• **RECORDS FOR PROCESSING**:
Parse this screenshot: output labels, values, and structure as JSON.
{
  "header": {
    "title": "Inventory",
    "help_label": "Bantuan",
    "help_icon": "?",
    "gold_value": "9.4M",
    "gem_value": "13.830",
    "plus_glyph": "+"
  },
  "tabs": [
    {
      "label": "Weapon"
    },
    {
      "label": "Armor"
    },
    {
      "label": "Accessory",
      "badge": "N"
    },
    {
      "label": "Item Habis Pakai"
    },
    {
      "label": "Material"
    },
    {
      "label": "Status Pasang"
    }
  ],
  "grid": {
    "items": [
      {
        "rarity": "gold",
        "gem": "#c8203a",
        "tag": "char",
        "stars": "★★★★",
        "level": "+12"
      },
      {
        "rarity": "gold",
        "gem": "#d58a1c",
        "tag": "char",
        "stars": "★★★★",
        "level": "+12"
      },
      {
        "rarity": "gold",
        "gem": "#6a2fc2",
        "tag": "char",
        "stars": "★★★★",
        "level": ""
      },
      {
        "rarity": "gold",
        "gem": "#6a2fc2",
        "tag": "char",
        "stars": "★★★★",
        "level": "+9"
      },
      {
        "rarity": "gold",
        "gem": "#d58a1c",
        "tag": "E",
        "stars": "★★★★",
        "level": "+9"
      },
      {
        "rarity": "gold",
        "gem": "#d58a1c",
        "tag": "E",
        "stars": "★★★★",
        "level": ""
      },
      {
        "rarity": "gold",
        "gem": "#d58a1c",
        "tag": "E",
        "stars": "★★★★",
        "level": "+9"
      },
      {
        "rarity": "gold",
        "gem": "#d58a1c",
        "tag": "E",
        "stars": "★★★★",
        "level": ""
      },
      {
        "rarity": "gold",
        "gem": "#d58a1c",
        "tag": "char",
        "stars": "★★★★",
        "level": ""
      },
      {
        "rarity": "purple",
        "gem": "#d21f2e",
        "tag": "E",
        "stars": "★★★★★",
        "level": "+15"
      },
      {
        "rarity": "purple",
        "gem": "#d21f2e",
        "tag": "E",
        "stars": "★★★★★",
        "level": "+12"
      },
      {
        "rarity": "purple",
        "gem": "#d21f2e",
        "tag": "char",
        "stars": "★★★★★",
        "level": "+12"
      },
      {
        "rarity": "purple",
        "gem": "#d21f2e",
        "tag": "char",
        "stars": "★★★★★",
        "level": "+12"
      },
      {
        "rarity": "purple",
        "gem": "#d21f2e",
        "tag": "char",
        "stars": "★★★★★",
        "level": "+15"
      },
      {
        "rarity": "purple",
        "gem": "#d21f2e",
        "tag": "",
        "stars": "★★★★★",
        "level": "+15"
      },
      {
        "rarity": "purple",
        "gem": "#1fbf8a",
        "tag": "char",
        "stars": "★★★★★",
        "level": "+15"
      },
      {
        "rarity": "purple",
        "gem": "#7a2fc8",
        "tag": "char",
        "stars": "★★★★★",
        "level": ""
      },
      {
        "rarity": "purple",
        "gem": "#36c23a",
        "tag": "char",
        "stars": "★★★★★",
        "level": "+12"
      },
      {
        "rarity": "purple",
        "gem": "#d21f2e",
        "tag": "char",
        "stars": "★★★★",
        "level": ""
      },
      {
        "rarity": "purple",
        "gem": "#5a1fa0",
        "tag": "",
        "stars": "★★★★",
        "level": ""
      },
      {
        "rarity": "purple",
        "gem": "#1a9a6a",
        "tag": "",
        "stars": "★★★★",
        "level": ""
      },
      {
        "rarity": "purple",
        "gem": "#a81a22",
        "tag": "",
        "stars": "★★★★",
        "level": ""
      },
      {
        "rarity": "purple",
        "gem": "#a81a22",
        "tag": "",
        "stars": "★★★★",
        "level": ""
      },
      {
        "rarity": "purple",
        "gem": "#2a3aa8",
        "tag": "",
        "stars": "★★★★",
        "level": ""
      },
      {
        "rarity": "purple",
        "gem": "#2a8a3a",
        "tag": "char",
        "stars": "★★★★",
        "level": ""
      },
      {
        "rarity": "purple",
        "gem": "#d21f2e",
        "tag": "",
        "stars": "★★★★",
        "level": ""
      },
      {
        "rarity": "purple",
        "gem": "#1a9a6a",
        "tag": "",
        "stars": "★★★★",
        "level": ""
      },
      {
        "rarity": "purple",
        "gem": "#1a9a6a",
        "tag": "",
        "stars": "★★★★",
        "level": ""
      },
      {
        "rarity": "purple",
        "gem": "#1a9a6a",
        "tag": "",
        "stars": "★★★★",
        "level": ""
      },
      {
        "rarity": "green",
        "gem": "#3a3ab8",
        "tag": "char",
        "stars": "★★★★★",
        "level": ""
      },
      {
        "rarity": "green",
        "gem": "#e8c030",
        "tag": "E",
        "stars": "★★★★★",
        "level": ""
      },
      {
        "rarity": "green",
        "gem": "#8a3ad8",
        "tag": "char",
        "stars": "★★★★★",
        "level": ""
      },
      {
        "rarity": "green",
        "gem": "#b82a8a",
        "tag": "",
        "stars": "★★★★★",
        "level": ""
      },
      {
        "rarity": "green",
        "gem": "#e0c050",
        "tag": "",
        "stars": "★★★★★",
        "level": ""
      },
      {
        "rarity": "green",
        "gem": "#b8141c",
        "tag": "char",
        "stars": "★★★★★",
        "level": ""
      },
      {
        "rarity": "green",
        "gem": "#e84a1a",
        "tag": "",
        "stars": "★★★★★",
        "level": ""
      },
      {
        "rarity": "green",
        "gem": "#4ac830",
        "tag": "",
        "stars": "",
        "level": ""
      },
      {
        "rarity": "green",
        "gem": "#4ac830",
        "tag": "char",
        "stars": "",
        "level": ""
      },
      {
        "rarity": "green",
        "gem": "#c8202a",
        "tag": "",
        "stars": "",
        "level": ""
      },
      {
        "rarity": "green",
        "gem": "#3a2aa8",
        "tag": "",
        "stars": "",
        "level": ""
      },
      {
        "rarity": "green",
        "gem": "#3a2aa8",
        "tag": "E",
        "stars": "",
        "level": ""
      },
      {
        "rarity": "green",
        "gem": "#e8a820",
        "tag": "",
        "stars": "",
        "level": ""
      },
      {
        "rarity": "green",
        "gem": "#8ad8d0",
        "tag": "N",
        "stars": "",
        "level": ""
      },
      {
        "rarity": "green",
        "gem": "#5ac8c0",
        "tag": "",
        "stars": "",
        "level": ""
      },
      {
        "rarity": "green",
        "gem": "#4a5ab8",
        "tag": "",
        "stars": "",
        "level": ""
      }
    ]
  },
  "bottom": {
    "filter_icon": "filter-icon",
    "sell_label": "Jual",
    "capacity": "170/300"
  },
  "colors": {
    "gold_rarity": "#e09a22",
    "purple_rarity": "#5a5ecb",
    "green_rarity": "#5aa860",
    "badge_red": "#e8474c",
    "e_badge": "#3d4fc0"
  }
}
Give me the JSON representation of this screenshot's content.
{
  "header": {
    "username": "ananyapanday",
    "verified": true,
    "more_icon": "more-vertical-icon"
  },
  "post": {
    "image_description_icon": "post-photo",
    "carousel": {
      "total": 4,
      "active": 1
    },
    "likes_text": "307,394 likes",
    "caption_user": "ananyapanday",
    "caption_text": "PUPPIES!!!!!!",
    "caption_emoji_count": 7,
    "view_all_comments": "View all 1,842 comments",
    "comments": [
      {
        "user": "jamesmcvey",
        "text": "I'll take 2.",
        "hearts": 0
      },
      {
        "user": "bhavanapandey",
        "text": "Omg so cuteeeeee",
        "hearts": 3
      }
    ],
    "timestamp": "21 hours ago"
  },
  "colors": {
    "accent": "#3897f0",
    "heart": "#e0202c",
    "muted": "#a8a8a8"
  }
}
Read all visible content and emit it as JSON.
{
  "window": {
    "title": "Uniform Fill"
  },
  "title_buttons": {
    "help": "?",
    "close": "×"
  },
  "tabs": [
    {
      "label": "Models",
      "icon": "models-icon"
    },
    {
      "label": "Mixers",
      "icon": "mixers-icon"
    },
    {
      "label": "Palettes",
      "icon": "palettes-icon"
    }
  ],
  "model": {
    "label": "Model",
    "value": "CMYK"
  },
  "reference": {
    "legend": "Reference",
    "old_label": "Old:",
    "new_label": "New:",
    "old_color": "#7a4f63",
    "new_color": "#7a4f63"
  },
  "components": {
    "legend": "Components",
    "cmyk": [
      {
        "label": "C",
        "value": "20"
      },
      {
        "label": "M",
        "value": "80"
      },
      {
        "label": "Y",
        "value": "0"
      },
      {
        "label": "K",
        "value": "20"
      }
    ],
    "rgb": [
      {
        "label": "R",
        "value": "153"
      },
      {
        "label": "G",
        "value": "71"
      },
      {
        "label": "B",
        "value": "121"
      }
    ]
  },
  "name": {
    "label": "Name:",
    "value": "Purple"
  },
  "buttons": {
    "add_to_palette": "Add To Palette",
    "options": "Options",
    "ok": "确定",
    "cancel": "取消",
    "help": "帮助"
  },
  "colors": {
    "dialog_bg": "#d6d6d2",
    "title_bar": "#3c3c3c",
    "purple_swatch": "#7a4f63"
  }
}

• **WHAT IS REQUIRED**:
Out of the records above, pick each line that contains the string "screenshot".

• **FINISHED EXERCISE**:
Parse this screenshot: output labels, values, and structure as JSON.
Give me the JSON representation of this screenshot's content.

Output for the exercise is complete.